Leave the pictures out and print every record below exactly as it stands.

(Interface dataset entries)
= Beginning of Section =
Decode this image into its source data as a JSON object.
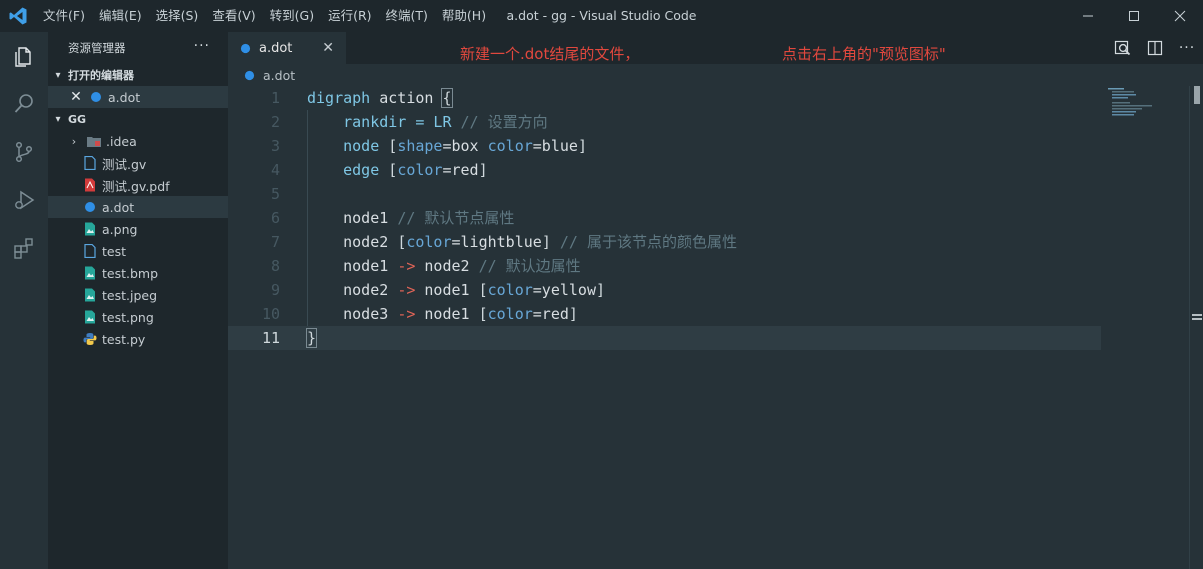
{
  "titlebar": {
    "title": "a.dot - gg - Visual Studio Code",
    "menu": [
      "文件(F)",
      "编辑(E)",
      "选择(S)",
      "查看(V)",
      "转到(G)",
      "运行(R)",
      "终端(T)",
      "帮助(H)"
    ]
  },
  "sidebar": {
    "header": "资源管理器",
    "more": "···",
    "open_editors_title": "打开的编辑器",
    "open_editor_file": "a.dot",
    "folder_title": "GG",
    "files": [
      {
        "name": ".idea",
        "icon": "folder-icon"
      },
      {
        "name": "测试.gv",
        "icon": "file-icon"
      },
      {
        "name": "测试.gv.pdf",
        "icon": "pdf-icon"
      },
      {
        "name": "a.dot",
        "icon": "dot-file-icon"
      },
      {
        "name": "a.png",
        "icon": "image-icon"
      },
      {
        "name": "test",
        "icon": "file-icon"
      },
      {
        "name": "test.bmp",
        "icon": "image-icon"
      },
      {
        "name": "test.jpeg",
        "icon": "image-icon"
      },
      {
        "name": "test.png",
        "icon": "image-icon"
      },
      {
        "name": "test.py",
        "icon": "python-icon"
      }
    ]
  },
  "editor": {
    "tab_label": "a.dot",
    "breadcrumb": "a.dot",
    "note_left": "新建一个.dot结尾的文件，",
    "note_right": "点击右上角的\"预览图标\"",
    "line_numbers": [
      "1",
      "2",
      "3",
      "4",
      "5",
      "6",
      "7",
      "8",
      "9",
      "10",
      "11"
    ],
    "code": {
      "l1": {
        "kw": "digraph",
        "id": " action ",
        "br": "{"
      },
      "l2": {
        "id": "    rankdir = LR ",
        "cm": "// 设置方向"
      },
      "l3": {
        "id": "    node ",
        "b1": "[",
        "a1": "shape",
        "v1": "=box ",
        "a2": "color",
        "v2": "=blue",
        "b2": "]"
      },
      "l4": {
        "id": "    edge ",
        "b1": "[",
        "a1": "color",
        "v1": "=red",
        "b2": "]"
      },
      "l6": {
        "id": "    node1 ",
        "cm": "// 默认节点属性"
      },
      "l7": {
        "id": "    node2 ",
        "b1": "[",
        "a1": "color",
        "v1": "=lightblue",
        "b2": "]",
        "cm": " // 属于该节点的颜色属性"
      },
      "l8": {
        "id": "    node1 ",
        "op": "->",
        "id2": " node2 ",
        "cm": "// 默认边属性"
      },
      "l9": {
        "id": "    node2 ",
        "op": "->",
        "id2": " node1 ",
        "b1": "[",
        "a1": "color",
        "v1": "=yellow",
        "b2": "]"
      },
      "l10": {
        "id": "    node3 ",
        "op": "->",
        "id2": " node1 ",
        "b1": "[",
        "a1": "color",
        "v1": "=red",
        "b2": "]"
      },
      "l11": {
        "br": "}"
      }
    }
  }
}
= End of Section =
• _Answer box_:
Decode this image into its source data as a JSON object.
{
  "titlebar": {
    "title": "a.dot - gg - Visual Studio Code",
    "menu": [
      "文件(F)",
      "编辑(E)",
      "选择(S)",
      "查看(V)",
      "转到(G)",
      "运行(R)",
      "终端(T)",
      "帮助(H)"
    ]
  },
  "sidebar": {
    "header": "资源管理器",
    "more": "···",
    "open_editors_title": "打开的编辑器",
    "open_editor_file": "a.dot",
    "folder_title": "GG",
    "files": [
      {
        "name": ".idea",
        "icon": "folder-icon"
      },
      {
        "name": "测试.gv",
        "icon": "file-icon"
      },
      {
        "name": "测试.gv.pdf",
        "icon": "pdf-icon"
      },
      {
        "name": "a.dot",
        "icon": "dot-file-icon"
      },
      {
        "name": "a.png",
        "icon": "image-icon"
      },
      {
        "name": "test",
        "icon": "file-icon"
      },
      {
        "name": "test.bmp",
        "icon": "image-icon"
      },
      {
        "name": "test.jpeg",
        "icon": "image-icon"
      },
      {
        "name": "test.png",
        "icon": "image-icon"
      },
      {
        "name": "test.py",
        "icon": "python-icon"
      }
    ]
  },
  "editor": {
    "tab_label": "a.dot",
    "breadcrumb": "a.dot",
    "note_left": "新建一个.dot结尾的文件，",
    "note_right": "点击右上角的\"预览图标\"",
    "line_numbers": [
      "1",
      "2",
      "3",
      "4",
      "5",
      "6",
      "7",
      "8",
      "9",
      "10",
      "11"
    ],
    "code": {
      "l1": {
        "kw": "digraph",
        "id": " action ",
        "br": "{"
      },
      "l2": {
        "id": "    rankdir = LR ",
        "cm": "// 设置方向"
      },
      "l3": {
        "id": "    node ",
        "b1": "[",
        "a1": "shape",
        "v1": "=box ",
        "a2": "color",
        "v2": "=blue",
        "b2": "]"
      },
      "l4": {
        "id": "    edge ",
        "b1": "[",
        "a1": "color",
        "v1": "=red",
        "b2": "]"
      },
      "l6": {
        "id": "    node1 ",
        "cm": "// 默认节点属性"
      },
      "l7": {
        "id": "    node2 ",
        "b1": "[",
        "a1": "color",
        "v1": "=lightblue",
        "b2": "]",
        "cm": " // 属于该节点的颜色属性"
      },
      "l8": {
        "id": "    node1 ",
        "op": "->",
        "id2": " node2 ",
        "cm": "// 默认边属性"
      },
      "l9": {
        "id": "    node2 ",
        "op": "->",
        "id2": " node1 ",
        "b1": "[",
        "a1": "color",
        "v1": "=yellow",
        "b2": "]"
      },
      "l10": {
        "id": "    node3 ",
        "op": "->",
        "id2": " node1 ",
        "b1": "[",
        "a1": "color",
        "v1": "=red",
        "b2": "]"
      },
      "l11": {
        "br": "}"
      }
    }
  }
}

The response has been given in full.